Since 2007, this old Cape Dutch farm has undergone a renaissance shaped by its owners Koos Bekker and Karen Roos. Today it is world famous for its hotel, restaurant, wine, the historic garden, its botanical collections and its farming methods. With its style being inspired by Karen Roos, and its creation informed by the Dutch East India’s Company’s Garden in Cape Town and master-minded by French-born garden architect Patrice Taravella, it’s pleasing design, dictated by a grid, has given it a language all its own.
Throughout the garden, there is a recognition of its heritage. In the citrus block, where 20 different varieties of citrus, including limes, lemons, nules, oranges, mandarins and grapefruit, are showcased, the trees, which are bordered by kumquat hedges, are set into a stony pavement, and a series of small channels lead water to them. The channels also feed a pond which is lined with Delft-inspired tiles. During the garden’s construction and preparation, many broken pieces of Delftware blue china were found, originally imported to the Cape by the VOC (Dutch East India Company), with its logo forming part of the painted design.
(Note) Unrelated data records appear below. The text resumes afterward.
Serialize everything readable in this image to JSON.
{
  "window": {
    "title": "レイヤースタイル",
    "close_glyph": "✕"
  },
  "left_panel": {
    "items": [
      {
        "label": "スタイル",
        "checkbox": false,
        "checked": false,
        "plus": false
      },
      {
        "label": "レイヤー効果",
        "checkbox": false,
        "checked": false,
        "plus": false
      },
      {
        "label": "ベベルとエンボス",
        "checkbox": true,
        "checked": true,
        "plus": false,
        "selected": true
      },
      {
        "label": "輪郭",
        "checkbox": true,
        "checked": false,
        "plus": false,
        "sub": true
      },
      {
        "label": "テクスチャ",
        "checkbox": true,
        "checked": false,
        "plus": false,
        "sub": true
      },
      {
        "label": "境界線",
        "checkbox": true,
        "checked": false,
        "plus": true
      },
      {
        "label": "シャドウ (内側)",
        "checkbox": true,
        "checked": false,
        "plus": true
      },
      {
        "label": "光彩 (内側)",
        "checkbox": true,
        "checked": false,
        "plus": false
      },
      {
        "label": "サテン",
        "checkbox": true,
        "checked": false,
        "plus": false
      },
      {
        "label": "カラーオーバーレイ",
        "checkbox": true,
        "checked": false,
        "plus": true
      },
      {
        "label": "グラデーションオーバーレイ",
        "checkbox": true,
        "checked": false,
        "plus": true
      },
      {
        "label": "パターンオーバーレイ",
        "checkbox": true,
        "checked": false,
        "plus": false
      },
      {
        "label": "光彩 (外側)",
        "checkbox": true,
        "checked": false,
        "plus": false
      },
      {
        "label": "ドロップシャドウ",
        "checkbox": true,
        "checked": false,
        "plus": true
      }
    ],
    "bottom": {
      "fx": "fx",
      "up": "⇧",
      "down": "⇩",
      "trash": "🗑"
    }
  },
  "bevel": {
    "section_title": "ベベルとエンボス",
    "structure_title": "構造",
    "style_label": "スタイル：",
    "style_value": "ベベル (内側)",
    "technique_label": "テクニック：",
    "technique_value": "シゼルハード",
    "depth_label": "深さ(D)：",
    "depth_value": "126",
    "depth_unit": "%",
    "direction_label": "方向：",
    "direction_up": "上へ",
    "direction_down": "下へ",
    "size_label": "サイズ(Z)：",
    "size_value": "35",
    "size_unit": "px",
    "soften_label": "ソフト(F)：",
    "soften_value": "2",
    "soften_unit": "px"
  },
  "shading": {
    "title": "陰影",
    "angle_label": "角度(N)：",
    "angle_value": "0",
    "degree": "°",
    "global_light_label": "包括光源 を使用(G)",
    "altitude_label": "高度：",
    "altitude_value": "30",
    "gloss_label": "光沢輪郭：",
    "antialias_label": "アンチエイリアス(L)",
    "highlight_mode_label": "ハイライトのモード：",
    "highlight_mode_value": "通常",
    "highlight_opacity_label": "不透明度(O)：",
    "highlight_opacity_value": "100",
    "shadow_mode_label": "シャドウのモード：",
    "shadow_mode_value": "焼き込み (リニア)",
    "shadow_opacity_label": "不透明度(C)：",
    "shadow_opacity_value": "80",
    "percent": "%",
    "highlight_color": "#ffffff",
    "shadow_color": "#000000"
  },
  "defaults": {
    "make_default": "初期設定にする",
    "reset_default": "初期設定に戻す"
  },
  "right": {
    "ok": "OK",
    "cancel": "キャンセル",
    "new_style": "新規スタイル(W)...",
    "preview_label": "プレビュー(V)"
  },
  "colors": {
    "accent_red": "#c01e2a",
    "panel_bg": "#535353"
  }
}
Babylonstoren’s renowned prickly pear bushes are surrounded by a low, whitewashed stone wall. They are arranged in a maze-like pattern so that you can walk through them. Eleven varieties of this prickly fruit are grown on the farm, including Turpin, Algerian, Direkteur, Meyers and Gymno Carpo. The most popular varieties in the Babylonstoren kitchens are Zastron and Messina.
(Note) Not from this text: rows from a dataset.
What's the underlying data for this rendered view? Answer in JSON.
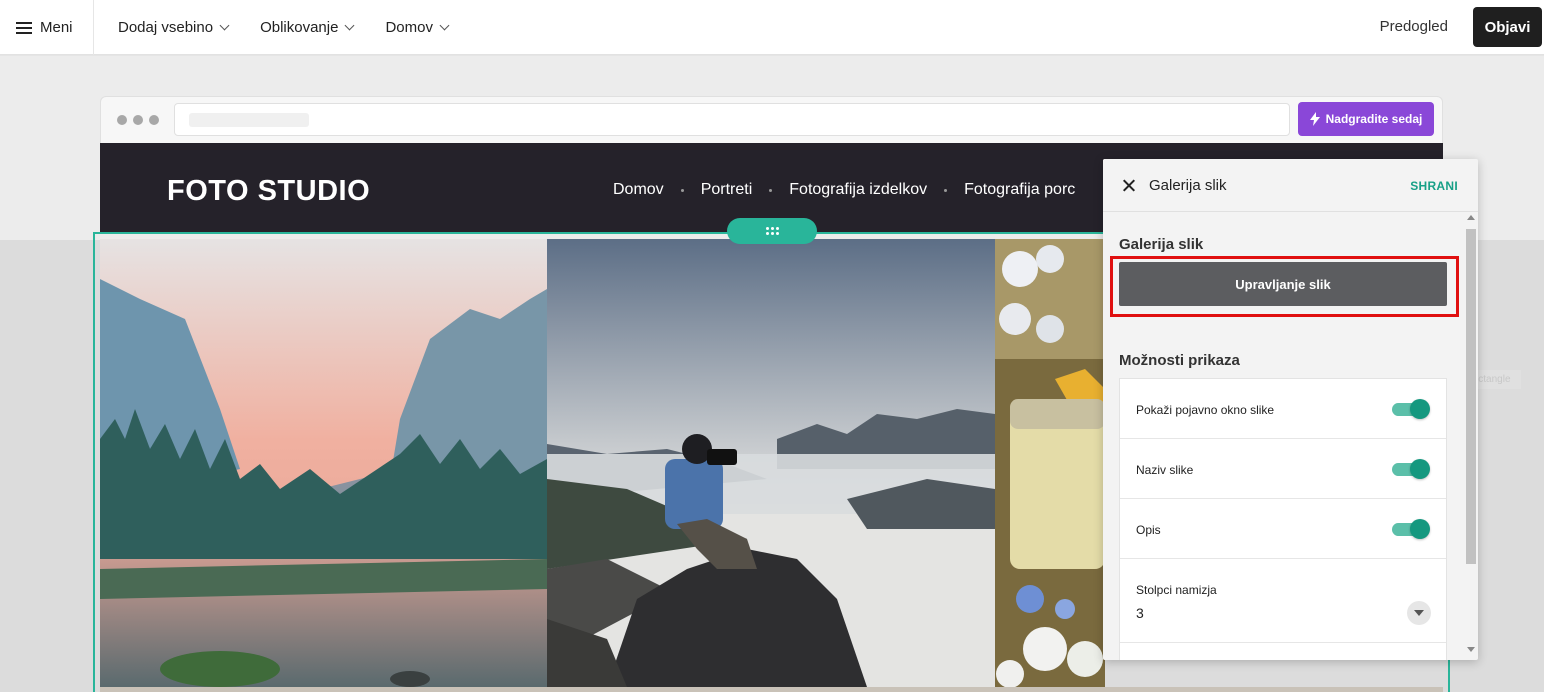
{
  "topbar": {
    "menu_label": "Meni",
    "nav": [
      "Dodaj vsebino",
      "Oblikovanje",
      "Domov"
    ],
    "preview_label": "Predogled",
    "publish_label": "Objavi"
  },
  "browser": {
    "upgrade_label": "Nadgradite sedaj"
  },
  "site": {
    "logo": "FOTO STUDIO",
    "nav": [
      "Domov",
      "Portreti",
      "Fotografija izdelkov",
      "Fotografija porc"
    ]
  },
  "canvas": {
    "ghost_label": "Rectangle"
  },
  "panel": {
    "title": "Galerija slik",
    "save_label": "SHRANI",
    "gallery_section": "Galerija slik",
    "manage_button": "Upravljanje slik",
    "display_section": "Možnosti prikaza",
    "options": [
      {
        "label": "Pokaži pojavno okno slike",
        "enabled": true
      },
      {
        "label": "Naziv slike",
        "enabled": true
      },
      {
        "label": "Opis",
        "enabled": true
      }
    ],
    "columns_label": "Stolpci namizja",
    "columns_value": "3"
  },
  "colors": {
    "accent_teal": "#29b59a",
    "upgrade_purple": "#8a47d8",
    "highlight_red": "#e01010",
    "site_header": "#25222a"
  }
}
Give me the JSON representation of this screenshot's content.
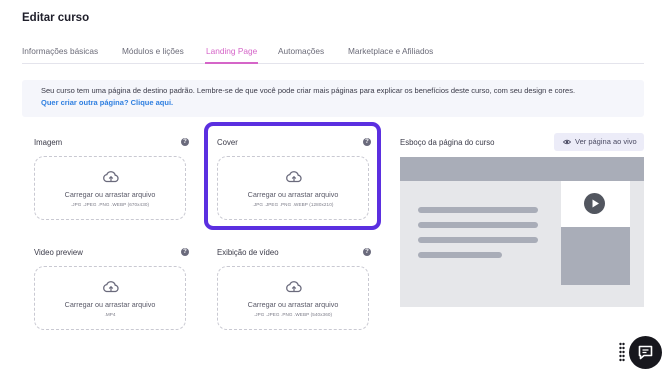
{
  "page": {
    "title": "Editar curso"
  },
  "tabs": [
    {
      "label": "Informações básicas",
      "active": false
    },
    {
      "label": "Módulos e lições",
      "active": false
    },
    {
      "label": "Landing Page",
      "active": true
    },
    {
      "label": "Automações",
      "active": false
    },
    {
      "label": "Marketplace e Afiliados",
      "active": false
    }
  ],
  "info": {
    "text": "Seu curso tem uma página de destino padrão. Lembre-se de que você pode criar mais páginas para explicar os benefícios deste curso, com seu design e cores.",
    "link": "Quer criar outra página? Clique aqui."
  },
  "fields": {
    "imagem": {
      "label": "Imagem",
      "cta": "Carregar ou arrastar arquivo",
      "formats": ".JPG .JPEG .PNG .WEBP (670x430)"
    },
    "cover": {
      "label": "Cover",
      "cta": "Carregar ou arrastar arquivo",
      "formats": ".JPG .JPEG .PNG .WEBP (1280x210)"
    },
    "video_preview": {
      "label": "Video preview",
      "cta": "Carregar ou arrastar arquivo",
      "formats": ".MP4"
    },
    "exibicao_video": {
      "label": "Exibição de vídeo",
      "cta": "Carregar ou arrastar arquivo",
      "formats": ".JPG .JPEG .PNG .WEBP (540x360)"
    }
  },
  "preview": {
    "title": "Esboço da página do curso",
    "button_label": "Ver página ao vivo"
  },
  "colors": {
    "accent": "#d565c8",
    "highlight": "#5b2fe0",
    "link": "#2f7fe0",
    "chat": "#17171d"
  },
  "icons": [
    "help-icon",
    "cloud-upload-icon",
    "eye-icon",
    "play-icon",
    "chat-icon",
    "drag-grip-icon"
  ]
}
The garden produces a myriad crops for various kitchens on the farm throughout the year. Not a challenge for the faint-hearted! “The link behind the garden and the restaurants guides decisions every day … the aim is to produce in a manner that is healthy and poison-free as the staff are able.”
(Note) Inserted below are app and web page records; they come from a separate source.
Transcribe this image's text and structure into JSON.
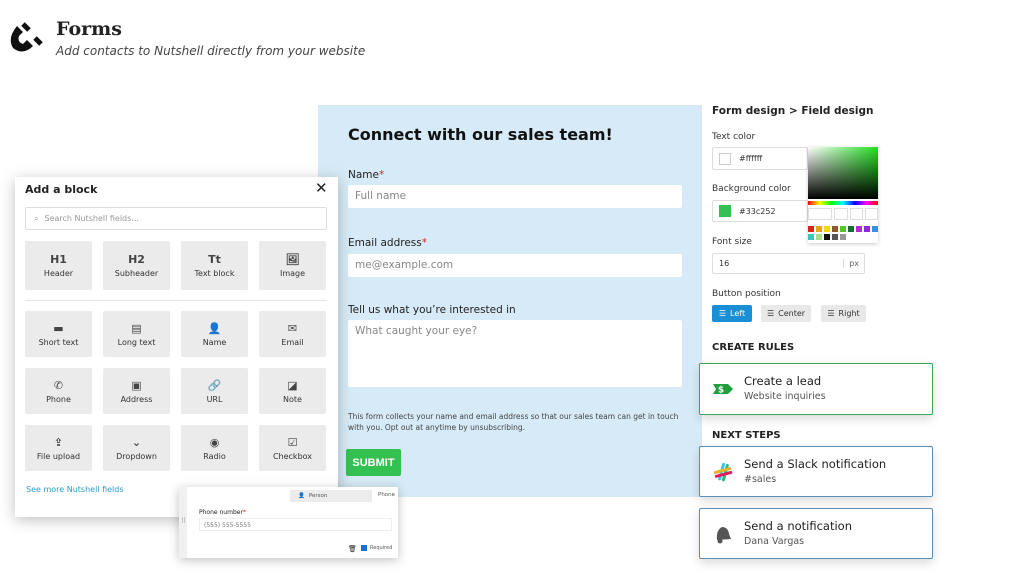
{
  "header": {
    "title": "Forms",
    "subtitle": "Add contacts to Nutshell directly from your website",
    "logo_icon": "magnet-icon"
  },
  "form": {
    "heading": "Connect with our sales team!",
    "fields": [
      {
        "label": "Name",
        "required": "*",
        "placeholder": "Full name"
      },
      {
        "label": "Email address",
        "required": "*",
        "placeholder": "me@example.com"
      },
      {
        "label": "Tell us what you’re interested in",
        "placeholder": "What caught your eye?"
      }
    ],
    "disclaimer": "This form collects your name and email address so that our sales team can get in touch with you. Opt out at anytime by unsubscribing.",
    "submit": "SUBMIT",
    "background": "#d6ebf7",
    "button_color": "#33c252"
  },
  "design": {
    "breadcrumb_1": "Form design",
    "sep": ">",
    "breadcrumb_2": "Field design",
    "text_color_label": "Text color",
    "text_color": "#ffffff",
    "bg_color_label": "Background color",
    "bg_color": "#33c252",
    "font_size_label": "Font size",
    "font_size": "16",
    "font_unit": "px",
    "button_pos_label": "Button position",
    "positions": [
      "Left",
      "Center",
      "Right"
    ],
    "selected_position": "Left",
    "swatches": [
      "#d9261c",
      "#e8a317",
      "#f5d90a",
      "#8b5a2b",
      "#55c22f",
      "#1f6b34",
      "#b02fd1",
      "#8a2be2",
      "#3b8fd9",
      "#36c9b5",
      "#a5e08a",
      "#111111",
      "#555555",
      "#999999",
      "#ffffff"
    ]
  },
  "rules": {
    "create_label": "CREATE RULES",
    "create": {
      "title": "Create a lead",
      "sub": "Website inquiries",
      "icon": "lead-dollar-icon"
    },
    "next_label": "NEXT STEPS",
    "steps": [
      {
        "title": "Send a Slack notification",
        "sub": "#sales",
        "icon": "slack-icon"
      },
      {
        "title": "Send a notification",
        "sub": "Dana Vargas",
        "icon": "bell-icon"
      }
    ]
  },
  "blocks": {
    "title": "Add a block",
    "search_placeholder": "Search Nutshell fields...",
    "top": [
      {
        "glyph": "H1",
        "label": "Header"
      },
      {
        "glyph": "H2",
        "label": "Subheader"
      },
      {
        "glyph": "Tt",
        "label": "Text block"
      },
      {
        "glyph": "🖼",
        "label": "Image"
      }
    ],
    "fields": [
      {
        "glyph": "▬",
        "label": "Short text"
      },
      {
        "glyph": "▤",
        "label": "Long text"
      },
      {
        "glyph": "👤",
        "label": "Name"
      },
      {
        "glyph": "✉",
        "label": "Email"
      },
      {
        "glyph": "✆",
        "label": "Phone"
      },
      {
        "glyph": "▣",
        "label": "Address"
      },
      {
        "glyph": "🔗",
        "label": "URL"
      },
      {
        "glyph": "◪",
        "label": "Note"
      },
      {
        "glyph": "⇪",
        "label": "File upload"
      },
      {
        "glyph": "⌄",
        "label": "Dropdown"
      },
      {
        "glyph": "◉",
        "label": "Radio"
      },
      {
        "glyph": "☑",
        "label": "Checkbox"
      }
    ],
    "more_link": "See more Nutshell fields"
  },
  "phone_card": {
    "entity": "Person",
    "type": "Phone",
    "label": "Phone number",
    "required": "*",
    "placeholder": "(555) 555-5555",
    "required_label": "Required"
  }
}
The latest addition to the garden is a Healing Garden, which “completes another circle in the Babylonstoren story, linking back to the medicinal plants grown in the Company’s Garden over three centuries ago”.
ABOUT HEIDI Cape Town photojournalist Heidi Bertish is a garden photographer, writer and content producer. She has represented South Africa at the Chelsea Flower Show and is currently Condé Nast House & Garden magazine’s garden editor. She has a background in landscape design and for her, being behind the lens at Babylonstoren was “an absolute treat”.
For more insights and anecdotes from Heidi’s year spent photographing Babylonstoren, follow Heidi on Instagram at @heidibertish
ALL OF THE ABOVE IMAGES ARE BY HEIDI BERTISH.
Published by Struik Lifestyle, an imprint of Penguin Random House South Africa, (www.penguinrandomhouse.co.za) The Garden of Babylonstoren covers every aspect of this stunning and memorable 3.5-hectare garden, from its immaculate design, Cape Dutch history, plants, cultivation methods, botanical collections, wild flowers and the creative and innovative – and genuinely nice – people behind it all. It is an inspiring and informative treasure, much like the garden itself.
With huge thanks to Heidi Bertish, Penguin Random House and Babylonstoren for the use of the images.